DENVER PUBLIC SCHOOLS EduStat Case Study Denver Public Schools: Making Meaning of Data to Enable School Leaders to Make Human Capital Decisions Nicole Wolden and Erin McMahon 7/19/2013. Title: Making Meaning
Art, Photography, Graphic Arts Overview of Courses and Opportunities STRAND TIER 1 TIER 2 TIER Planning and Instruction Art Standards in VA: Alignment and Grade level expectations within the Hanover Art
LEVERAGING ONLINE PROFESSIONAL NETWORKS BETWEEN TEACHERS AND THEIR COACHES AND MENTORS: LESSONS LEARNED FROM PBS TEACHERLINE S PEER CONNECTION RESEARCH Hezel, R.T., Hezel Associates, USA Summary Multiple
The : Overview Learning Together to Reinvent Learning Background The (IIE) is an incubator of ideas, projects, and partnerships at the intersection of technology and learning, based at the University of

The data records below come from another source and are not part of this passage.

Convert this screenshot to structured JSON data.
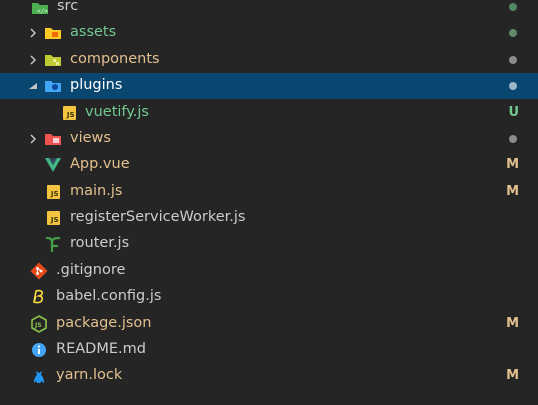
{
  "tree": {
    "src": {
      "label": "src"
    },
    "assets": {
      "label": "assets"
    },
    "components": {
      "label": "components"
    },
    "plugins": {
      "label": "plugins"
    },
    "vuetify": {
      "label": "vuetify.js",
      "status": "U"
    },
    "views": {
      "label": "views"
    },
    "app_vue": {
      "label": "App.vue",
      "status": "M"
    },
    "main_js": {
      "label": "main.js",
      "status": "M"
    },
    "register_sw": {
      "label": "registerServiceWorker.js"
    },
    "router_js": {
      "label": "router.js"
    },
    "gitignore": {
      "label": ".gitignore"
    },
    "babel_config": {
      "label": "babel.config.js"
    },
    "package_json": {
      "label": "package.json",
      "status": "M"
    },
    "readme": {
      "label": "README.md"
    },
    "yarn_lock": {
      "label": "yarn.lock",
      "status": "M"
    }
  },
  "colors": {
    "background": "#252526",
    "selected_row": "#094771",
    "untracked_green": "#73c991",
    "modified_yellow": "#e2c08d",
    "dot_grey": "#8c8c8c"
  }
}
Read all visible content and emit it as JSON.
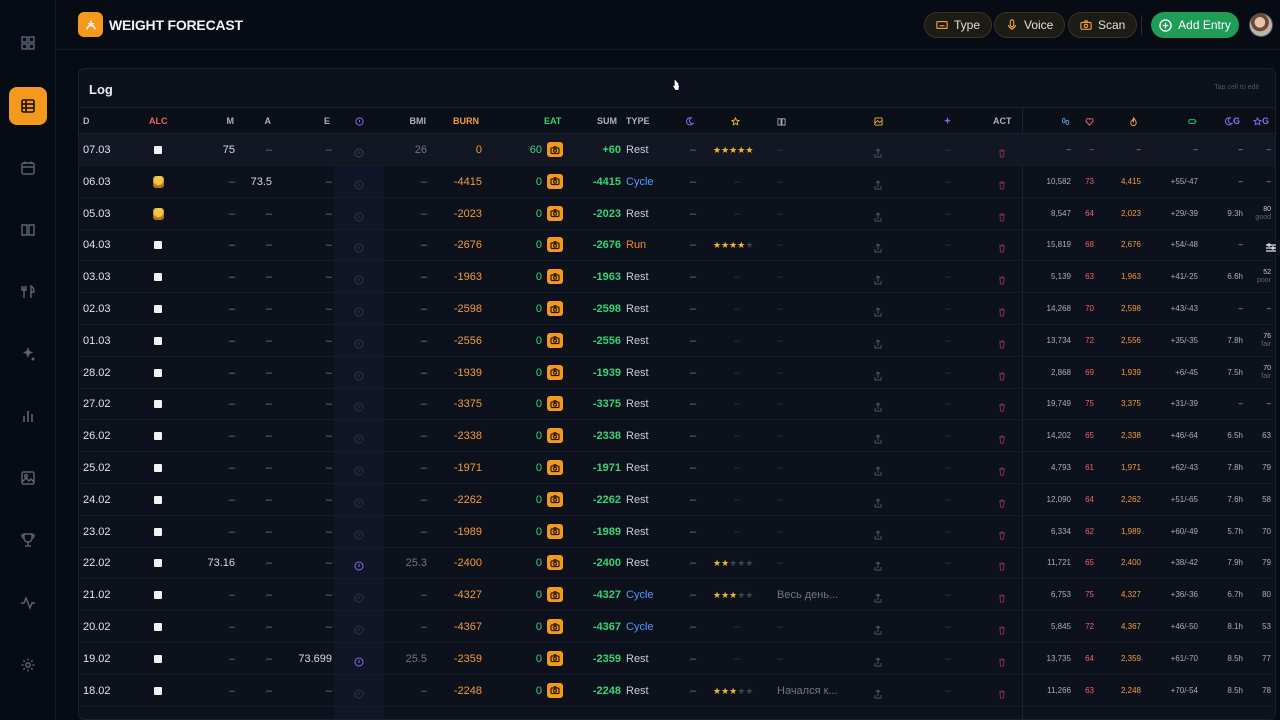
{
  "app": {
    "title": "WEIGHT FORECAST"
  },
  "toolbar": {
    "type_label": "Type",
    "voice_label": "Voice",
    "scan_label": "Scan",
    "add_label": "Add Entry"
  },
  "log": {
    "title": "Log",
    "hint": "Tap cell to edit",
    "headers": {
      "d": "D",
      "alc": "ALC",
      "m": "M",
      "a": "A",
      "e": "E",
      "bmi": "BMI",
      "burn": "BURN",
      "eat": "EAT",
      "sum": "SUM",
      "type": "TYPE",
      "act": "ACT",
      "g1": "G",
      "g2": "G"
    },
    "rows": [
      {
        "d": "07.03",
        "alc": "box",
        "m": "75",
        "a": "–",
        "e": "–",
        "bmi": "26",
        "burn": "0",
        "eat": "60",
        "sum": "+60",
        "type": "Rest",
        "sleep": "–",
        "stars": 5,
        "note": "–",
        "steps": "–",
        "hr": "–",
        "kcal": "–",
        "bal": "–",
        "sl": "–",
        "score": "–",
        "score2": ""
      },
      {
        "d": "06.03",
        "alc": "beer",
        "m": "–",
        "a": "73.5",
        "e": "–",
        "bmi": "–",
        "burn": "-4415",
        "eat": "0",
        "sum": "-4415",
        "type": "Cycle",
        "sleep": "–",
        "stars": 0,
        "note": "–",
        "steps": "10,582",
        "hr": "73",
        "kcal": "4,415",
        "bal": "+55/-47",
        "sl": "–",
        "score": "–",
        "score2": ""
      },
      {
        "d": "05.03",
        "alc": "beer",
        "m": "–",
        "a": "–",
        "e": "–",
        "bmi": "–",
        "burn": "-2023",
        "eat": "0",
        "sum": "-2023",
        "type": "Rest",
        "sleep": "–",
        "stars": 0,
        "note": "–",
        "steps": "8,547",
        "hr": "64",
        "kcal": "2,023",
        "bal": "+29/-39",
        "sl": "9.3h",
        "score": "80",
        "score2": "good"
      },
      {
        "d": "04.03",
        "alc": "box",
        "m": "–",
        "a": "–",
        "e": "–",
        "bmi": "–",
        "burn": "-2676",
        "eat": "0",
        "sum": "-2676",
        "type": "Run",
        "sleep": "–",
        "stars": 4,
        "note": "–",
        "steps": "15,819",
        "hr": "68",
        "kcal": "2,676",
        "bal": "+54/-48",
        "sl": "–",
        "score": "",
        "score2": ""
      },
      {
        "d": "03.03",
        "alc": "box",
        "m": "–",
        "a": "–",
        "e": "–",
        "bmi": "–",
        "burn": "-1963",
        "eat": "0",
        "sum": "-1963",
        "type": "Rest",
        "sleep": "–",
        "stars": 0,
        "note": "–",
        "steps": "5,139",
        "hr": "63",
        "kcal": "1,963",
        "bal": "+41/-25",
        "sl": "6.6h",
        "score": "52",
        "score2": "poor"
      },
      {
        "d": "02.03",
        "alc": "box",
        "m": "–",
        "a": "–",
        "e": "–",
        "bmi": "–",
        "burn": "-2598",
        "eat": "0",
        "sum": "-2598",
        "type": "Rest",
        "sleep": "–",
        "stars": 0,
        "note": "–",
        "steps": "14,268",
        "hr": "70",
        "kcal": "2,598",
        "bal": "+43/-43",
        "sl": "–",
        "score": "–",
        "score2": ""
      },
      {
        "d": "01.03",
        "alc": "box",
        "m": "–",
        "a": "–",
        "e": "–",
        "bmi": "–",
        "burn": "-2556",
        "eat": "0",
        "sum": "-2556",
        "type": "Rest",
        "sleep": "–",
        "stars": 0,
        "note": "–",
        "steps": "13,734",
        "hr": "72",
        "kcal": "2,556",
        "bal": "+35/-35",
        "sl": "7.8h",
        "score": "76",
        "score2": "fair"
      },
      {
        "d": "28.02",
        "alc": "box",
        "m": "–",
        "a": "–",
        "e": "–",
        "bmi": "–",
        "burn": "-1939",
        "eat": "0",
        "sum": "-1939",
        "type": "Rest",
        "sleep": "–",
        "stars": 0,
        "note": "–",
        "steps": "2,868",
        "hr": "69",
        "kcal": "1,939",
        "bal": "+6/-45",
        "sl": "7.5h",
        "score": "70",
        "score2": "fair"
      },
      {
        "d": "27.02",
        "alc": "box",
        "m": "–",
        "a": "–",
        "e": "–",
        "bmi": "–",
        "burn": "-3375",
        "eat": "0",
        "sum": "-3375",
        "type": "Rest",
        "sleep": "–",
        "stars": 0,
        "note": "–",
        "steps": "19,749",
        "hr": "75",
        "kcal": "3,375",
        "bal": "+31/-39",
        "sl": "–",
        "score": "–",
        "score2": ""
      },
      {
        "d": "26.02",
        "alc": "box",
        "m": "–",
        "a": "–",
        "e": "–",
        "bmi": "–",
        "burn": "-2338",
        "eat": "0",
        "sum": "-2338",
        "type": "Rest",
        "sleep": "–",
        "stars": 0,
        "note": "–",
        "steps": "14,202",
        "hr": "65",
        "kcal": "2,338",
        "bal": "+46/-64",
        "sl": "6.5h",
        "score": "63",
        "score2": ""
      },
      {
        "d": "25.02",
        "alc": "box",
        "m": "–",
        "a": "–",
        "e": "–",
        "bmi": "–",
        "burn": "-1971",
        "eat": "0",
        "sum": "-1971",
        "type": "Rest",
        "sleep": "–",
        "stars": 0,
        "note": "–",
        "steps": "4,793",
        "hr": "61",
        "kcal": "1,971",
        "bal": "+62/-43",
        "sl": "7.8h",
        "score": "79",
        "score2": ""
      },
      {
        "d": "24.02",
        "alc": "box",
        "m": "–",
        "a": "–",
        "e": "–",
        "bmi": "–",
        "burn": "-2262",
        "eat": "0",
        "sum": "-2262",
        "type": "Rest",
        "sleep": "–",
        "stars": 0,
        "note": "–",
        "steps": "12,090",
        "hr": "64",
        "kcal": "2,262",
        "bal": "+51/-65",
        "sl": "7.6h",
        "score": "58",
        "score2": ""
      },
      {
        "d": "23.02",
        "alc": "box",
        "m": "–",
        "a": "–",
        "e": "–",
        "bmi": "–",
        "burn": "-1989",
        "eat": "0",
        "sum": "-1989",
        "type": "Rest",
        "sleep": "–",
        "stars": 0,
        "note": "–",
        "steps": "6,334",
        "hr": "62",
        "kcal": "1,989",
        "bal": "+60/-49",
        "sl": "5.7h",
        "score": "70",
        "score2": ""
      },
      {
        "d": "22.02",
        "alc": "box",
        "m": "73.16",
        "a": "–",
        "e": "–",
        "bmi": "25.3",
        "burn": "-2400",
        "eat": "0",
        "sum": "-2400",
        "type": "Rest",
        "sleep": "–",
        "stars": 2,
        "note": "–",
        "steps": "11,721",
        "hr": "65",
        "kcal": "2,400",
        "bal": "+38/-42",
        "sl": "7.9h",
        "score": "79",
        "score2": ""
      },
      {
        "d": "21.02",
        "alc": "box",
        "m": "–",
        "a": "–",
        "e": "–",
        "bmi": "–",
        "burn": "-4327",
        "eat": "0",
        "sum": "-4327",
        "type": "Cycle",
        "sleep": "–",
        "stars": 3,
        "note": "Весь день...",
        "steps": "6,753",
        "hr": "75",
        "kcal": "4,327",
        "bal": "+36/-36",
        "sl": "6.7h",
        "score": "80",
        "score2": ""
      },
      {
        "d": "20.02",
        "alc": "box",
        "m": "–",
        "a": "–",
        "e": "–",
        "bmi": "–",
        "burn": "-4367",
        "eat": "0",
        "sum": "-4367",
        "type": "Cycle",
        "sleep": "–",
        "stars": 0,
        "note": "–",
        "steps": "5,845",
        "hr": "72",
        "kcal": "4,367",
        "bal": "+46/-50",
        "sl": "8.1h",
        "score": "53",
        "score2": ""
      },
      {
        "d": "19.02",
        "alc": "box",
        "m": "–",
        "a": "–",
        "e": "73.699",
        "bmi": "25.5",
        "burn": "-2359",
        "eat": "0",
        "sum": "-2359",
        "type": "Rest",
        "sleep": "–",
        "stars": 0,
        "note": "–",
        "steps": "13,735",
        "hr": "64",
        "kcal": "2,359",
        "bal": "+61/-70",
        "sl": "8.5h",
        "score": "77",
        "score2": ""
      },
      {
        "d": "18.02",
        "alc": "box",
        "m": "–",
        "a": "–",
        "e": "–",
        "bmi": "–",
        "burn": "-2248",
        "eat": "0",
        "sum": "-2248",
        "type": "Rest",
        "sleep": "–",
        "stars": 3,
        "note": "Начался к...",
        "steps": "11,266",
        "hr": "63",
        "kcal": "2,248",
        "bal": "+70/-54",
        "sl": "8.5h",
        "score": "78",
        "score2": ""
      }
    ]
  },
  "colors": {
    "accent": "#f39a1e",
    "green": "#34d576",
    "add_button": "#1f9d57",
    "cycle": "#4f9bff"
  }
}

WEB AND MULTIMEDIA ENVIRONMENTS Course Descriptions and Outcomes WMM 3010 Installation + Performance 3 cr. This class offers an in-depth exploration of the art and design concepts related to physical space:
Catherine Montgomery (and Val Clifford) Dramatic demographic changes in the cultural and linguistic diversity of people are occurring in many nations. These changes have challenged higher education institutions
Art as essential component The mission of the Tacoma School of the Arts is to establish an urban center offering a creative path of learning, which emphasizes human expression through the visual and performing
The Bennington College Plan Process April 23, 2012 INTRODUCTION OF THE PLAN PROCESS Central to Bennington s founding vision was the belief that a dynamic, relevant education could best be achieved when
BUILDING CURRICULUM ACCOMMODATION PLAN 2014-2015 ERIC STARK, PRINCIPAL KATE PERETZ, ASSISTANT PRINCIPAL Alone we can do so little; together we can do so much. Helen Keller FRANKLIN PUBLIC SCHOOLS VISION
FY15 DANVERS PUBLIC SCHOOLS DISTRICT GOALS THEME I ACHIEVEMENT Goal: Curriculum, instruction and assessment necessary to support 21 st century learning and effectively meet the needs of all students are